The conflicting economic data make it more difficult to interpret the significance of the survey, which is based on responses from 100 companies that roughly mirror the makeup of the Canadian economy.

“This is only a survey, and it remains to be seen if the opinions expressed here are borne out in hard data, which have yet to provide any clear direction,” Canadian Imperial Bank of Canada economist Royce Mendes said in a research note.​

Canada’s economy has slowed down after a burst of activity in the second half of last year. Many economists say GDP will grow just 1.5 per cent in the first quarter of this year, or a full percentage point slower that the Bank of Canada predicted in its fall forecast.

But inflation has picked up, reaching an annual rate of 2.2 per cent in February – the highest level in three years. And the jobless rate has continued to fall in recent months to reach 5.8 per cent in March.

Nearly half of companies surveyed – 48 per cent – reported stronger sales growth in the past year, while 43 per cent say sales growth will be stronger in the next 12 months.

Even plans to invest, which dipped a bit in the latest survey, remain strong. Forty-four per cent of businesses plan to boost spending on machinery and equipment in the year ahead, versus 21 per cent who expect to invest less and 35 per cent reporting no change.

Hiring intentions edged up a bit from the previous survey. More than half of companies – 54 per cent – plan to add workers over the next year. That compares with 9 per cent who expect to have fewer workers and 37 per cent who anticipate no change.

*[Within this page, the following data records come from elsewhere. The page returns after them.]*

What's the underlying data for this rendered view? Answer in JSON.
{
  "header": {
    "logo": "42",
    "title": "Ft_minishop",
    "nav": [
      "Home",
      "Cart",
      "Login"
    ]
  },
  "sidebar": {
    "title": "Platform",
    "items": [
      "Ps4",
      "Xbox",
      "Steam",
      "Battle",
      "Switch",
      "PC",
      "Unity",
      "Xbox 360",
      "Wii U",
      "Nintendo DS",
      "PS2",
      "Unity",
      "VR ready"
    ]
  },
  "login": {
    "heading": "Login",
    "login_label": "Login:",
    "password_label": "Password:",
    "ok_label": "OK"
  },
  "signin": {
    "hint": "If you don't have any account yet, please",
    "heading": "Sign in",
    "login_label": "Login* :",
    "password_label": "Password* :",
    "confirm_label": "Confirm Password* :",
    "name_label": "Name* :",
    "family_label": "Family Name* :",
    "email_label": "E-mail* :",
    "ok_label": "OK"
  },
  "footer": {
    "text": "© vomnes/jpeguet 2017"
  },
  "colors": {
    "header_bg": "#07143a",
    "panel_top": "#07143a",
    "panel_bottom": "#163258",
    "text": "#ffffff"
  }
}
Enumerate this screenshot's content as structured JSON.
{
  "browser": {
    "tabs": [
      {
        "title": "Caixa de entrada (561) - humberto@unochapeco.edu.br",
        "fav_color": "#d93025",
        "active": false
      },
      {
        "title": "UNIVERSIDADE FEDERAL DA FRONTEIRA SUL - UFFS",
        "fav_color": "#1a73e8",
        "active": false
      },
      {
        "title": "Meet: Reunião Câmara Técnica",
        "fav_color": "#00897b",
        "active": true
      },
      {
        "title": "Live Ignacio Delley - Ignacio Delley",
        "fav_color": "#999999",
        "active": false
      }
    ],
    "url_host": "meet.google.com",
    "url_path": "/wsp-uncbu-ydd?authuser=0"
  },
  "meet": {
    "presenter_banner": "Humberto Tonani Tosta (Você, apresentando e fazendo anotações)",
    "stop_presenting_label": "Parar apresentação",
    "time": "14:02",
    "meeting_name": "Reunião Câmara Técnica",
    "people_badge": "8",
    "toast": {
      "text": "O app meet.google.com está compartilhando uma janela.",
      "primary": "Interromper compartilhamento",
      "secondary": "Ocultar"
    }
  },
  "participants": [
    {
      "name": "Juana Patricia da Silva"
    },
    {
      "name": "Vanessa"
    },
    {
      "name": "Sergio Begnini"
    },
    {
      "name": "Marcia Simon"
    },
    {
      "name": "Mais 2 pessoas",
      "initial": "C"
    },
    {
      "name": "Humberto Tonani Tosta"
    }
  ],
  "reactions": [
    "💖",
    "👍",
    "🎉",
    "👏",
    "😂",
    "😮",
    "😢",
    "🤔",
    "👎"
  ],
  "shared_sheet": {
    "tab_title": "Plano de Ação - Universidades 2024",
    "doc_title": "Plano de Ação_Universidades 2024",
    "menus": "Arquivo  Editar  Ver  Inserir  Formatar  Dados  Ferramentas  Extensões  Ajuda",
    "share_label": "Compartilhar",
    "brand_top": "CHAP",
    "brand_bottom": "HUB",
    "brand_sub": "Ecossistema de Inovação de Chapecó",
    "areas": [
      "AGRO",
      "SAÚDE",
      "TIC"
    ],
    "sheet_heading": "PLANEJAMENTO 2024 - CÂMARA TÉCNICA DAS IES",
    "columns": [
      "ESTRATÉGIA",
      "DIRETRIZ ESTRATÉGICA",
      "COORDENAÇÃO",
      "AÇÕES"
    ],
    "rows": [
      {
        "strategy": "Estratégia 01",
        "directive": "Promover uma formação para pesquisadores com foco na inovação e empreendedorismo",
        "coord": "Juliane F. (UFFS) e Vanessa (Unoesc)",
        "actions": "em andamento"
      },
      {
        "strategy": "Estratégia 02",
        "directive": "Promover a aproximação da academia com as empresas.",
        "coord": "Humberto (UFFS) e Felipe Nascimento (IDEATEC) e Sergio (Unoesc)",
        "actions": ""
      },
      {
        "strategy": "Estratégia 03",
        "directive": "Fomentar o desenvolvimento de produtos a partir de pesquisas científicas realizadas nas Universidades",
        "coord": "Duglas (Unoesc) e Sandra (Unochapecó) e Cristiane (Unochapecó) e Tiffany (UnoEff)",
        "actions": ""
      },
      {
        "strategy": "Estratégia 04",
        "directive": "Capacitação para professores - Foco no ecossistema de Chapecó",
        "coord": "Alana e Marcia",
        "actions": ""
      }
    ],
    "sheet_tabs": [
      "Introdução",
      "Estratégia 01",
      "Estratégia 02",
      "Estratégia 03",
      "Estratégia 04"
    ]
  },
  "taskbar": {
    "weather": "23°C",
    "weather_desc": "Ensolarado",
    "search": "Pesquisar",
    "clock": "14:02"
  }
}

For the past year, the central bank has also been asking businesses about the impact of U.S. tax cuts, the renegotiation of the North American free-trade agreement and rising trade tensions. The survey shows that 71 per cent say they have not been affected yet and 59 per cent do not expect to be in the next year.

Among other findings:

  •  26 per cent of companies report labour shortages, down slightly from the previous survey
  • More than half of companies expect inflation to be above the central bank’s 2-per-cent target over the next two years